I read a story online where Kaiju had a non-newtonian gel as their skin. The gel works like skin under normal conditions, but when exposed to force it solidifies into a substance harder than stone.
All the military’s bombs and all the military’s shells and all the military’s bullets accomplish nothing against the monster, except to make it stand still for a few seconds.
Then the militaries all over the world build giant robots to battle the kaiju with huge swords because slow moving objects go through their skin without turning it into armor.
Also, a word on military jet deployment:
It takes about 15 minutes to turn on a jet aircraft, that is, go from sitting at alert ready status to taking off.
Depending on which city is neing hit by a kaiju, the jet might need to fly ten to fifteen minutes to get there.
Plus, a CAP flight over a US city needs to be authorized by higher-ups in the chain of command.
Realistically, a Kaiju could rampage through a coastal US city for nearly an hour before scrambled jets would start to drop ordnance on it.
But more realistically, a Kaiju would be picked up by the SOSUS array at least 500 miles off the coast and would find airborne military asets in place as soon as it broke the surface of the water.
Well, the way I think about it, kaiju basically have to be magic, essentially, given the square-cube law – and that’s not even counting the other powers they tend to have. So you can give them whatever you want. That said, I do get the article’s point that giving them too many powers can make them not really seem like kaiju. Therefore, I was thinking about the simplest possible points to add to counter the issues mentioned (you can of course give your kaiju more or other powers – this is just the least I personally thought of to keep them “kaiju-like” and not too complicated):
1. Give them attacks with ranges that match what modern militaries can have (and the senses to detect distant attackers). It seems like just increasing the range of things like fireballs, radiation breath, EMPs, and so on should work for this. This may be troublesome to depict in a visual medium (I think there’s a similar problem with things such as “realistic” spaceship engagement ranges). I’m no expert in movie-making and such, but perhaps you can mess with the way distances are portrayed on-screen?
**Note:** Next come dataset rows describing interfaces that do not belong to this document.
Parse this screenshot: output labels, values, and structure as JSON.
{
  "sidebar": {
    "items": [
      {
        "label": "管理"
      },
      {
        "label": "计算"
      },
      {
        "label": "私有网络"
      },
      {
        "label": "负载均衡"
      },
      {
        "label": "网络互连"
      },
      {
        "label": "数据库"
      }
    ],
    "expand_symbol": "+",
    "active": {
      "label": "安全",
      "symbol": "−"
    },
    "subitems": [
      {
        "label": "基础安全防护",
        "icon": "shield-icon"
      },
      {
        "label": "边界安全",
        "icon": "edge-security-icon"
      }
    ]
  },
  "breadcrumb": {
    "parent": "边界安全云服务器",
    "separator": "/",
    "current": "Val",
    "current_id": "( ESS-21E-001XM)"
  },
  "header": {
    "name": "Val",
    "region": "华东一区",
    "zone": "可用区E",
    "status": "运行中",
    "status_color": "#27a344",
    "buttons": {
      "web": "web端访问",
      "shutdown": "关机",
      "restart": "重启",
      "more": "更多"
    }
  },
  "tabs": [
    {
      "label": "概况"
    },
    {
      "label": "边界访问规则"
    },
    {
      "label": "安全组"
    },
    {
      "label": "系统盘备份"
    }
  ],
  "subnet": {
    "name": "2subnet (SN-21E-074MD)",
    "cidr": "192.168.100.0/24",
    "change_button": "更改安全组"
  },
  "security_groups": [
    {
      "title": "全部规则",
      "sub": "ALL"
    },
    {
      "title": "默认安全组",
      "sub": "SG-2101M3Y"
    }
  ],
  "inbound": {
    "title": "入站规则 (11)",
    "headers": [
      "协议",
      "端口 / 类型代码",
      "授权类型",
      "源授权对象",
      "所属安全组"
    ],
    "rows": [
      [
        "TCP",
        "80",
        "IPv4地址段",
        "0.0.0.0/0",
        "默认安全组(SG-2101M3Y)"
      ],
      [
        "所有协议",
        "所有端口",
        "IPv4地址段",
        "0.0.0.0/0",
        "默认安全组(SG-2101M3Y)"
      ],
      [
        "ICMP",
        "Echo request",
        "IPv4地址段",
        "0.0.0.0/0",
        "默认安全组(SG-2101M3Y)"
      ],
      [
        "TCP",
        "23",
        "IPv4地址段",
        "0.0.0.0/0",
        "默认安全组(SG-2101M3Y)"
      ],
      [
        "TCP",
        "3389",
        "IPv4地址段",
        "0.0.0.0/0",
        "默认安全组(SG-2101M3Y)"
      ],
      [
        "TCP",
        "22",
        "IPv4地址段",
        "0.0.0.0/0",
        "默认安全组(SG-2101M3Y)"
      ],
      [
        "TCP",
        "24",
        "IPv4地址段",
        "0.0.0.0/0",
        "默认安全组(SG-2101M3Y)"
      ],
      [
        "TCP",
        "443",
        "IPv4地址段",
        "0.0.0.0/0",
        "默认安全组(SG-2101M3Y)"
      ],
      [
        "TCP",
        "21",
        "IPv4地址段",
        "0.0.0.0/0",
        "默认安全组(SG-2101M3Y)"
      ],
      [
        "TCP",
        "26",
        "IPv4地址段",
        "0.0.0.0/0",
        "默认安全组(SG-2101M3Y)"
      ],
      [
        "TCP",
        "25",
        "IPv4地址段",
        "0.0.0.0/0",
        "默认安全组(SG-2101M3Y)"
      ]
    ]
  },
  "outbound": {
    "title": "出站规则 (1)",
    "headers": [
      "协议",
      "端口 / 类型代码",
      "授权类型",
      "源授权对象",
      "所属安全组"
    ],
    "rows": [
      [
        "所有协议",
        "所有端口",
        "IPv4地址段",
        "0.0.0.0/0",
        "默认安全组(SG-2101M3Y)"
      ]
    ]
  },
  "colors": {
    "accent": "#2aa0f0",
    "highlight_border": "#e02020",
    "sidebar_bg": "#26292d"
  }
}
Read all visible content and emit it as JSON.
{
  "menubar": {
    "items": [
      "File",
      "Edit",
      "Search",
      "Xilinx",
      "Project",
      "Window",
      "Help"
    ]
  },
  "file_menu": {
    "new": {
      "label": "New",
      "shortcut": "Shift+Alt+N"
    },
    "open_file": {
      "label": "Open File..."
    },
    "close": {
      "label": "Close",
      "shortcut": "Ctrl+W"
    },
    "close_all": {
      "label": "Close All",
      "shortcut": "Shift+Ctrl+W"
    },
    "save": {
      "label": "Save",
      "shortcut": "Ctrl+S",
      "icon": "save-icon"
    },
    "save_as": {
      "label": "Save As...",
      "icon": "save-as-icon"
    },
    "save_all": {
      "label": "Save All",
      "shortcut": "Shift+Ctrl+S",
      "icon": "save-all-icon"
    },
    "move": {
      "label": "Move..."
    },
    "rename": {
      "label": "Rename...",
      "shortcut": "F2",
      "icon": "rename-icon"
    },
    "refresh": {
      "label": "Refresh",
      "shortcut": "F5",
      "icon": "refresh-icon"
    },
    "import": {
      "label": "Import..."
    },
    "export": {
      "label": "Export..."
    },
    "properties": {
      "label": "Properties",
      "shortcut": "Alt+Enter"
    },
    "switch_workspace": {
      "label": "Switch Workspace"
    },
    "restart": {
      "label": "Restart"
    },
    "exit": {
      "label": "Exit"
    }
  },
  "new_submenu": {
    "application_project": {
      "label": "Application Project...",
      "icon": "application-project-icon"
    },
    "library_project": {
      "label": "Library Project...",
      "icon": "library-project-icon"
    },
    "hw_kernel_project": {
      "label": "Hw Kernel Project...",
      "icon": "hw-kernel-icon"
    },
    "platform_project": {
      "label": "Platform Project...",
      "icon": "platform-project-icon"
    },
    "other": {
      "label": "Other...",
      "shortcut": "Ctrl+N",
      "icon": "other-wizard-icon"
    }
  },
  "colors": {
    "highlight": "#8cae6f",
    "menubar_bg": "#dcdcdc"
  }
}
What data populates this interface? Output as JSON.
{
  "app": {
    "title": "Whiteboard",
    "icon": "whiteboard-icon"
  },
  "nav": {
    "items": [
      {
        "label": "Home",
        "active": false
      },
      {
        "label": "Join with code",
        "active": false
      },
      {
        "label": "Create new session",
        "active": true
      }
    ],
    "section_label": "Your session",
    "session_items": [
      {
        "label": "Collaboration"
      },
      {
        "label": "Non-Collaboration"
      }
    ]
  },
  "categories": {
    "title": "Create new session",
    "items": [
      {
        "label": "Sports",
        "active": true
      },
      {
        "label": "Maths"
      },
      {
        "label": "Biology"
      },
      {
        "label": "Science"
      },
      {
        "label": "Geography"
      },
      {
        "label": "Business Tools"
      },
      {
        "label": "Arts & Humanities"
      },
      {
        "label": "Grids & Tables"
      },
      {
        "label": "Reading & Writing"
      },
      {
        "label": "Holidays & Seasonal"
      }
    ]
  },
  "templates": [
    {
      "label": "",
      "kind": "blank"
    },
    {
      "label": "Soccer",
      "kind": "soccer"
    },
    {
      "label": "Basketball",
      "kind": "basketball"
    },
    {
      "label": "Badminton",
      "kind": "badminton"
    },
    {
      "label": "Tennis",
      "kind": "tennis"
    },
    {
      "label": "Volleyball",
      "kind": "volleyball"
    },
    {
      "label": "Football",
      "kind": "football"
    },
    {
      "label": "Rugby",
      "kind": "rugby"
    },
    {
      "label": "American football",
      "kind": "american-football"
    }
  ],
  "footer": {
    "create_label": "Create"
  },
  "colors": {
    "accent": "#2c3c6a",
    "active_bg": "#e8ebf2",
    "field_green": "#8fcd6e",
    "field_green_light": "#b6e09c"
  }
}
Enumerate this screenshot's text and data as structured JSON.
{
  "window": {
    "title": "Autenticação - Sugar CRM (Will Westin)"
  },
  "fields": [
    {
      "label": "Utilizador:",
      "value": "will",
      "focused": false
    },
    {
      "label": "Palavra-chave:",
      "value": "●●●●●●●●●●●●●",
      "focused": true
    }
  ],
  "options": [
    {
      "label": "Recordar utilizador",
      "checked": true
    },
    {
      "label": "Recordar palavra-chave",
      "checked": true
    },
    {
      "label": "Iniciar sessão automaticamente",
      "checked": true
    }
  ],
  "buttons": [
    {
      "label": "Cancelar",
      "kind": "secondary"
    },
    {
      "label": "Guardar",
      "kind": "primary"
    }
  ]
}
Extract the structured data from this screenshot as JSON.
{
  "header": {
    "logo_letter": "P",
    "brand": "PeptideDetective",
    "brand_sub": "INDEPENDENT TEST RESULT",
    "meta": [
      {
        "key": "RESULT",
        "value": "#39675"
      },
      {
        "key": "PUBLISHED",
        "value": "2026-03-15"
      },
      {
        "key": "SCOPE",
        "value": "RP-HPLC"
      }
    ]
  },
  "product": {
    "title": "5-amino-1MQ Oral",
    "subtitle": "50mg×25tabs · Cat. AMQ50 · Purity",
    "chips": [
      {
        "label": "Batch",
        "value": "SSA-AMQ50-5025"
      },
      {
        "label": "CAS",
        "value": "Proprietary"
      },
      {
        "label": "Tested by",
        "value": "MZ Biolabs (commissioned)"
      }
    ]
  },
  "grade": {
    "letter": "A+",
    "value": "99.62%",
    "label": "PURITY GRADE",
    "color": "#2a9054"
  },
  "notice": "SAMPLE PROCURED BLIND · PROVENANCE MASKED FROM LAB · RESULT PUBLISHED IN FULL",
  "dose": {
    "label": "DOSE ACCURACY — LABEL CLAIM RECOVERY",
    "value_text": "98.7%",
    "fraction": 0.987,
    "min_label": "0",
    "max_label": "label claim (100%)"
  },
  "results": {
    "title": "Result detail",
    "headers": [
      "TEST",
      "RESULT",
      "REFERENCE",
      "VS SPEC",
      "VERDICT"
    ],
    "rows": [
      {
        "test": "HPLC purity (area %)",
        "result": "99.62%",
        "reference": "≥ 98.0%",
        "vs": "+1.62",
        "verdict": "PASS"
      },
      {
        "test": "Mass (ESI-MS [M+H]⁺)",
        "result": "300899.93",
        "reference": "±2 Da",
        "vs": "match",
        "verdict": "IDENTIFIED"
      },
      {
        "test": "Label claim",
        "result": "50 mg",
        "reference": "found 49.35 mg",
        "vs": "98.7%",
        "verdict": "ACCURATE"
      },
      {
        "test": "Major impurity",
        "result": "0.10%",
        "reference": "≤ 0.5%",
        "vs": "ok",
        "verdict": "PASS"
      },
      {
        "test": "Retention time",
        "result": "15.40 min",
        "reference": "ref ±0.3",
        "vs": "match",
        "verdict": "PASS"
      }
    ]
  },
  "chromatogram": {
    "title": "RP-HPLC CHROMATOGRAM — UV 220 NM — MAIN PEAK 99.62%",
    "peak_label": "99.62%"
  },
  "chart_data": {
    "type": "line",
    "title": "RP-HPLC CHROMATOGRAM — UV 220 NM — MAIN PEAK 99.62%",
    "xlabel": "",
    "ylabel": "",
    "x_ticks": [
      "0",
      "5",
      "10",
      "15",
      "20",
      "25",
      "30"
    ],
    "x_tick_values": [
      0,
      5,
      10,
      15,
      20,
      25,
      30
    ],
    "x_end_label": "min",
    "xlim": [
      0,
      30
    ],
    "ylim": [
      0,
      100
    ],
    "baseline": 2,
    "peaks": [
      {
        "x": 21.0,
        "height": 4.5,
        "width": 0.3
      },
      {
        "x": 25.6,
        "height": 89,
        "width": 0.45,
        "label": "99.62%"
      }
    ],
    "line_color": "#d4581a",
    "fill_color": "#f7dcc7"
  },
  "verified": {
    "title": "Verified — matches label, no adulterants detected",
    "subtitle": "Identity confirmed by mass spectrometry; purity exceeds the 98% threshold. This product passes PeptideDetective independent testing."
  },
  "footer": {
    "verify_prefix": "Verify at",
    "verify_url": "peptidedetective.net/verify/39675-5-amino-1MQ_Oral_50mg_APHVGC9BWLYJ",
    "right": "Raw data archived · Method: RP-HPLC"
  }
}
2. Allow big weapons to affect them to some limited degree, if you still want military battles, but it takes a lot to actually defeat them. This allows them to not be taken out quickly, but because they aren’t completely immune, there’s still a reason to send the military against them and have the epic, drawn-out slugfests.
3. Make kaiju have a special vulnerability to other kaiju if you want kaiju vs kaiju fights. As kaiju don’t obey the normal laws of physics anyway, it’s fine for them to be damaged by the attacks of other kaiju much more than by military weapons, even if the latter “ought to” be more powerful than the former. I think there might be a set of rules for some role-playing game that explicitly have kaiju resisting all non-kaiju damage, but unfortunately I can’t remember exactly what it was.
Incidentally, the third point is what inspired me to think of magic specifically first (although of course, the other points I brought up would probably involve magic as well). It also sounds a bit Lovecraftian, but you don’t really have to play up that angle unless you want to (but I think eldritch abominations can be quite cool). Do these by itself work, or is there anything else about modern military capabilities that I haven’t taken into account here?